A small number of participants had seen the innovative B&H slide and Marlboro Bright Leaf packs before. On occasion, some participants could recall seeing the Lambert & Butler, Pall Mall and Silk Cut packs and the Golden Virginia pouch.

It would be difficult to find less obscure ones to be honest.

Pack's rôle in youth smoking

To some extent the pack appeared peripheral compared with the cigarette in youth smoking, particularly at the initiation/experimentation stage. The general perception was that young people would either ‘ jump in’, i.e. pool their money among a group of friends to buy a pack, or buy single cigarettes from someone in school known to have a pack.

Again, another conclusion that packaging is irrelevant to encouraging younger people to smoke.

Innovation packaging

Packs with different methods of opening and unusual shapes sparked much interest and curiosity, resulting in some of the strongest responses and preferences among participants.

Could that be because they hadn't seen them before? Aren't these supposed to be everywhere so the 'younger people' can see them and buy them? Apparently not.

Method of opening

Two packs with innovative openings (Marlboro Bright Leaf and B&H slide) produced some of the strongest reactions across the groups. When shown the openings, all but one group were openly impressed and interested in the gadgetry, although this group still rated these packs positively. Initial reactions included several exclamations of ‘wow’ and there were obvious displays of enjoyment in opening these packs.

Shiny!

Again - if the packaging is so important to getting young people to take up smoking, how come Ford found 48 young people who'd never seen them before?

Image-based packaging

The focus groups highlighted that all packaging can create a brand image from its design, whether positive or negative.
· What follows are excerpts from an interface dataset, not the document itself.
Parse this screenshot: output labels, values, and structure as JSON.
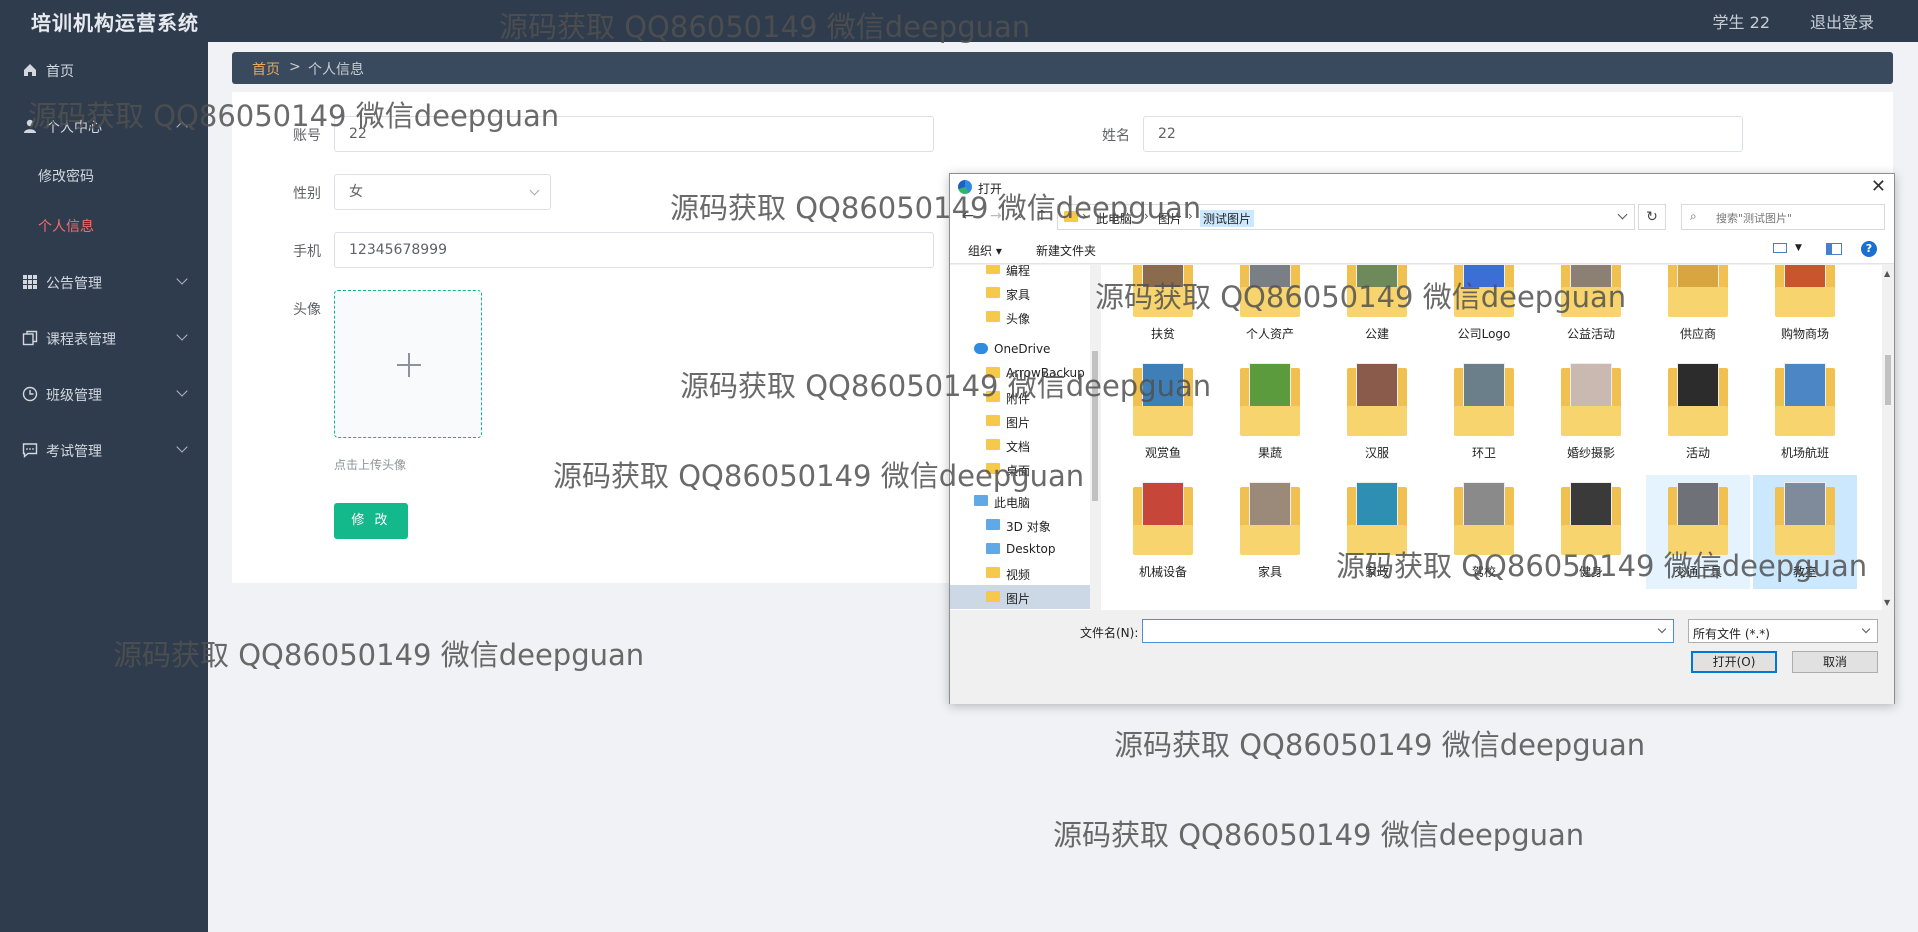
{
  "header": {
    "brand": "培训机构运营系统",
    "user": "学生 22",
    "logout": "退出登录"
  },
  "sidebar": {
    "items": [
      {
        "label": "首页",
        "icon": "home-icon"
      },
      {
        "label": "个人中心",
        "icon": "user-icon"
      },
      {
        "label": "公告管理",
        "icon": "grid-icon"
      },
      {
        "label": "课程表管理",
        "icon": "copy-icon"
      },
      {
        "label": "班级管理",
        "icon": "clock-icon"
      },
      {
        "label": "考试管理",
        "icon": "chat-icon"
      }
    ],
    "sub": [
      {
        "label": "修改密码"
      },
      {
        "label": "个人信息"
      }
    ]
  },
  "breadcrumb": {
    "home": "首页",
    "sep": ">",
    "current": "个人信息"
  },
  "form": {
    "account_label": "账号",
    "account_value": "22",
    "name_label": "姓名",
    "name_value": "22",
    "gender_label": "性别",
    "gender_value": "女",
    "phone_label": "手机",
    "phone_value": "12345678999",
    "avatar_label": "头像",
    "avatar_hint": "点击上传头像",
    "submit": "修 改"
  },
  "dialog": {
    "title": "打开",
    "nav": {
      "back": "←",
      "forward": "→",
      "recent": "⌄",
      "up": "↑",
      "refresh": "↻"
    },
    "crumbs": [
      "此电脑",
      "图片",
      "测试图片"
    ],
    "crumb_sep": "›",
    "search_placeholder": "搜索\"测试图片\"",
    "organize": "组织 ▾",
    "new_folder": "新建文件夹",
    "tree": [
      {
        "label": "编程"
      },
      {
        "label": "家具"
      },
      {
        "label": "头像"
      },
      {
        "label": "OneDrive"
      },
      {
        "label": "ArrowBackup"
      },
      {
        "label": "附件"
      },
      {
        "label": "图片"
      },
      {
        "label": "文档"
      },
      {
        "label": "桌面"
      },
      {
        "label": "此电脑"
      },
      {
        "label": "3D 对象"
      },
      {
        "label": "Desktop"
      },
      {
        "label": "视频"
      },
      {
        "label": "图片"
      }
    ],
    "files": [
      {
        "name": "扶贫",
        "color": "#8a6b4e"
      },
      {
        "name": "个人资产",
        "color": "#7a7f86"
      },
      {
        "name": "公建",
        "color": "#6f8a5a"
      },
      {
        "name": "公司Logo",
        "color": "#3b6fd6"
      },
      {
        "name": "公益活动",
        "color": "#8c8074"
      },
      {
        "name": "供应商",
        "color": "#d8a640"
      },
      {
        "name": "购物商场",
        "color": "#c8552e"
      },
      {
        "name": "观赏鱼",
        "color": "#3f7fb8"
      },
      {
        "name": "果蔬",
        "color": "#5c9a3e"
      },
      {
        "name": "汉服",
        "color": "#8a5a4a"
      },
      {
        "name": "环卫",
        "color": "#6b7f8a"
      },
      {
        "name": "婚纱摄影",
        "color": "#c9b9b0"
      },
      {
        "name": "活动",
        "color": "#2c2c2c"
      },
      {
        "name": "机场航班",
        "color": "#4d86c4"
      },
      {
        "name": "机械设备",
        "color": "#c7463a"
      },
      {
        "name": "家具",
        "color": "#9b8a7a"
      },
      {
        "name": "家政",
        "color": "#2e8fb3"
      },
      {
        "name": "驾校",
        "color": "#8a8a8a"
      },
      {
        "name": "健身",
        "color": "#3a3a3a"
      },
      {
        "name": "交通工具",
        "color": "#6e7278"
      },
      {
        "name": "教室",
        "color": "#7f8a9a"
      }
    ],
    "filename_label": "文件名(N):",
    "filename_value": "",
    "filetype": "所有文件 (*.*)",
    "open": "打开(O)",
    "cancel": "取消"
  },
  "watermark": "源码获取 QQ86050149 微信deepguan"
}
The groups also showed young people to be adept at identifying how on-pack features such as colour, font, brand name and background design; impact on brand and product perceptions.

Unless, of course, as shown above it's on a packet of cigarettes.

Plain pack perceptions

Placing the ‘Kerrods’ plain pack alongside branded packs for the tobacco packaging activities gave insights into plain pack perceptions and the messages a plain pack communicates relativeto branded packs. The groups gave no indication they suspected the plain pack was anything but a genuine pack, although this may be explained by the low brand and pack awareness of all but the most popular brands.

They almost had it at the end there, but they ignored it. 48 15 year-olds can't tell the difference between normal packs and a plain pack because they don't know what the normal packs look like.

Plain packs differing in shape and size

Grouping and rating the eight plain packs with different structures proved the most difficult task as participants struggled to group and distinguish between the packs.

Strength and harm

[on the plain packets] "There is no information on the packets except for the warnings... You can’t distinguish one from the other, except from shape" (BOYS, ABC1)

Something's not right here - earlier on, when describing the methodology Ford said:

4.2.3.3 Plain pack [...] The plain pack featured a text health warning on the front, a pictorial warning and UK duty paid label on the back, and ingredients and emissions information on the side - in line with current UK regulations for tobacco packaging

4.2.3.4 Plain packs which differ in shape, size and method of opening Eight packs which differed in shape, size and method of opening, all on sale in the UK at the time of the research, were spray painted dark brown for the purposes of the study. Brand names were covered up to explore the impact, if any, of the different structures. As with the plain pack, all tobacco packaging markings required in the UK were displayed. (emphasis added)

Either the legally required markings (such as tar content) were there, or they weren't.

Emotional pack responses

One key finding was that messages within packaging triggered emotional responses in participants.

But as previously pointed out, they don't know about the packaging - at least not until this experiment that is.

Importance of packaging for tobacco products

"I don’t think non-smokers would be, like think I’m going to smoke, just cos that packet is nice "(GIRL, ABC1)

It's interesting that Ford chose to include this quote.


Authors

References